But on the other hand, the thinking that goes into this kind of decision on the part of TheMaven makes no sense to me.  My son has now worked for two companies in the past year that were acquired by a larger company, with the only apparent purpose seeming to be to run the business into the ground and then sell the spare parts for profit.  Someone must be making a lot of money from these types of business strategies, but there doesn't seem to be much point to the exercise, aside from that.

If we are near the end of Sports Illustrated, that is something worth mourning.  For more than 60 years, the magazine was a source of incredible writing, and incredible photography.  There are a dozen or so boxes sitting out in my garage, and inside of them are old copies of Sports Illustrated, going all the way back to 1969.  Sports Illustrated has been an important part - a formative part - of my life.  Its legacy will live on through the former writers who go on to work in other venues, but even if that happens (and it has already happened in some instances), it just won't be the same.

Tuesday, October 01, 2019

Farewell, Bruce Bochy

Confession time - when Bruce Bochy was manager of the San Diego Padres, I couldn't stand the man.  My ire was directed more at the narrative that was constructed around him at the time.  He was a "genius!" And when you watched a baseball game during that era - and in this instance, I'm thinking more of the national telecasts than the local broadcasts with Kruk & Kuip, or Jon Miller - you could not go more than an inning or two without some commentary about whatever managerial move Bochy was making, and how that particular move manifested some type of rare genius.
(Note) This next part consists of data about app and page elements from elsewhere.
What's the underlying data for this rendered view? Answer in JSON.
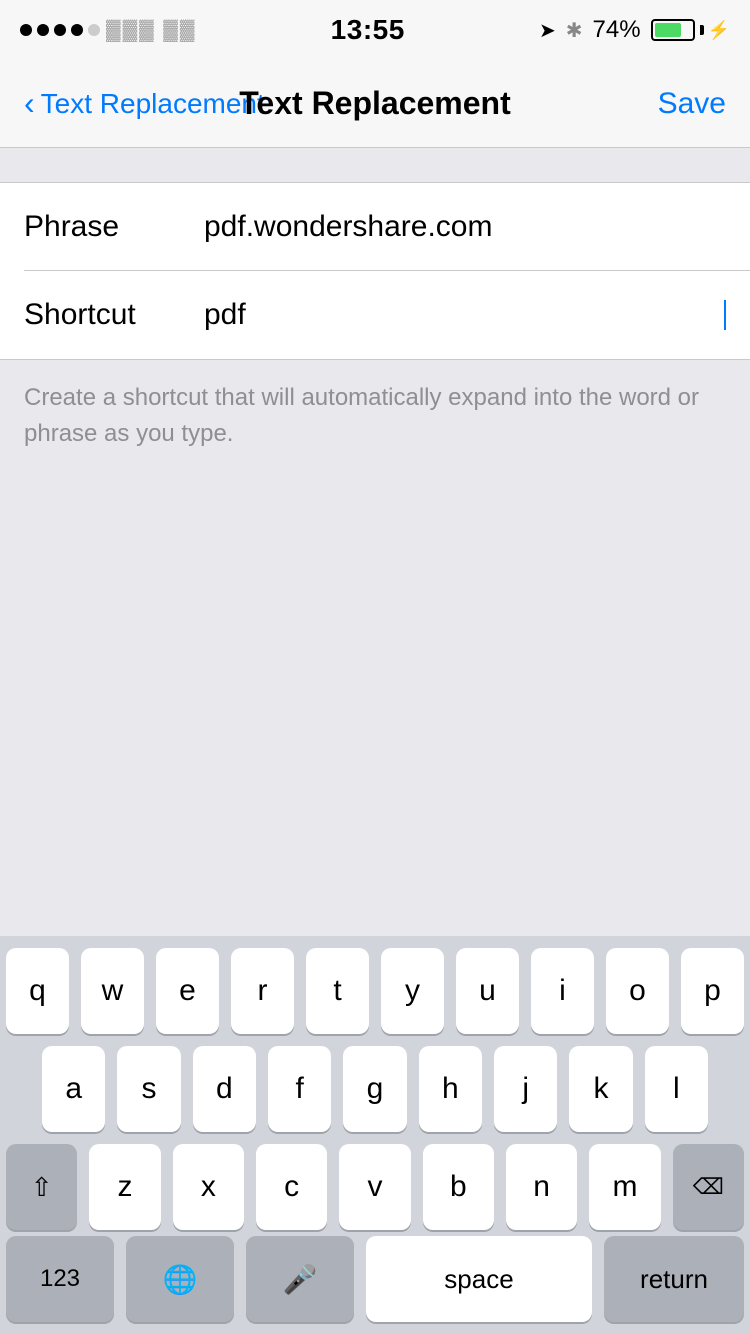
{
  "statusBar": {
    "time": "13:55",
    "carrier": "●●●●●",
    "batteryPercent": "74%",
    "locationArrow": "➤",
    "bluetooth": "*"
  },
  "navBar": {
    "backLabel": "Text Replacement",
    "title": "Text Replacement",
    "saveLabel": "Save"
  },
  "form": {
    "phraseLabel": "Phrase",
    "phraseValue": "pdf.wondershare.com",
    "shortcutLabel": "Shortcut",
    "shortcutValue": "pdf",
    "helperText": "Create a shortcut that will automatically expand into the word or phrase as you type."
  },
  "keyboard": {
    "row1": [
      "q",
      "w",
      "e",
      "r",
      "t",
      "y",
      "u",
      "i",
      "o",
      "p"
    ],
    "row2": [
      "a",
      "s",
      "d",
      "f",
      "g",
      "h",
      "j",
      "k",
      "l"
    ],
    "row3": [
      "z",
      "x",
      "c",
      "v",
      "b",
      "n",
      "m"
    ],
    "bottomRow": {
      "numbers": "123",
      "space": "space",
      "return": "return"
    }
  }
}
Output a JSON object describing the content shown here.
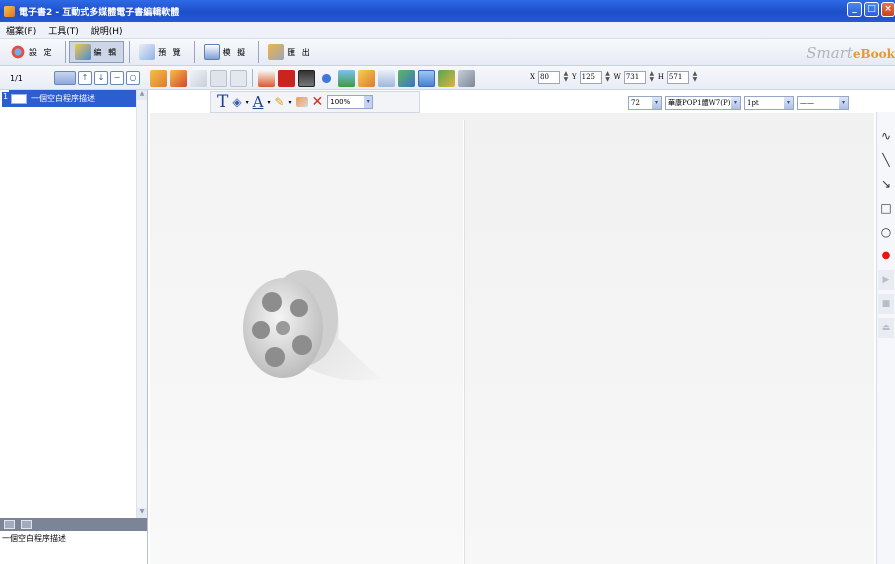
{
  "window": {
    "title": "電子書2 - 互動式多媒體電子書編輯軟體"
  },
  "menu": {
    "items": [
      "檔案(F)",
      "工具(T)",
      "說明(H)"
    ]
  },
  "modes": [
    {
      "label": "設 定",
      "icon": "settings-icon"
    },
    {
      "label": "編 輯",
      "icon": "edit-icon",
      "active": true
    },
    {
      "label": "預 覽",
      "icon": "preview-icon"
    },
    {
      "label": "模 擬",
      "icon": "simulate-icon"
    },
    {
      "label": "匯 出",
      "icon": "export-icon"
    }
  ],
  "brand": {
    "text": "Smart",
    "suffix": "eBook"
  },
  "pages": {
    "counter": "1/1",
    "items": [
      {
        "index": "1",
        "label": "一個空白程序描述"
      }
    ]
  },
  "properties": {
    "x_label": "X",
    "x": "80",
    "y_label": "Y",
    "y": "125",
    "w_label": "W",
    "w": "731",
    "h_label": "H",
    "h": "571"
  },
  "format": {
    "zoom": "100%"
  },
  "font": {
    "size": "72",
    "family": "華康POP1體W7(P)",
    "line_width": "1pt",
    "line_style": "——"
  },
  "notes": {
    "text": "一個空白程序描述"
  },
  "draw_tools": [
    "curve-icon",
    "line-icon",
    "arrow-icon",
    "rectangle-icon",
    "ellipse-icon",
    "record-icon",
    "play-icon",
    "stop-icon",
    "eject-icon"
  ]
}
It was annoying, and it got bad enough that when the Padres faced the best Yankees team in decades during the 1998 World Series, I actually rooted for the Yankees - which went against every fiber of my sports fan being, which has always been attracted to the underdog, unless one of the combatants is my team (or a team that I can't stand).  And when a managerial blunder (defined by Bill James as an out of the ordinary move that doesn't work) cost the Padres a game...well, let's just say I didn't feel too bad about it.
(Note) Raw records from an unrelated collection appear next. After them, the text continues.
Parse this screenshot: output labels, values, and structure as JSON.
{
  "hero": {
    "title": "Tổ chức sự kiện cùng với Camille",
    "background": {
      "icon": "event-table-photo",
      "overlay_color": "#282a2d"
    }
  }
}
So when the Giants announced in October 2006 that they were bringing Bochy on board to succeed Felipe Alou, you didn't see me jumping for joy.  And after two seasons of more than 90 losses, it seemed just a matter of time before the Giants would be looking for Bochy's successor.  But things turned in a positive direction the following year, thanks in large part to the skinny kid in the above photo, a pitcher who looked like his arm might fall off every time he took the mound.  He's not going to make the Hall of Fame, but for a 3-4 year period, he was as good a pitcher as anyone has ever seen.  There's a bobblehead of him in my office, and he's holding his two Cy Young Awards.  Not too shabby.

And then the following year, a World Series Championship that seemed as if it would never come - at least not during my lifetime.  That was the year of torture, as the Giants found new ways to make things more dramatic than they needed to be.  Throughout it all, Bochy was the rock around which everyone would gather.  It was a glorious time.  And when it happened again in 2012 - the "never say die" year - and 2014, the year we were probably the 7th or 8th best team in baseball, we were well into territory that would have seemed corny even for a Hollywood movie.

The last few seasons haven't been that great, but so what?  How many baseball fans can say that they got to see their team bring home the trophy three times in five years?  And no matter important one believes a manager to be to a team's success, you can't argue with what Bruce Bochy has been able to accomplish.  You could call it luck, I suppose - but the way that he squeezed the best out of his players, including many that people had given up on, you have to give him credit.  He was able to do what few before him were able to do.  And he didn't need to be a genius - he just needed to be Bruce Bochy.

At the end of the day, Bochy's bust will be in Cooperstown, and that honor will be well deserved.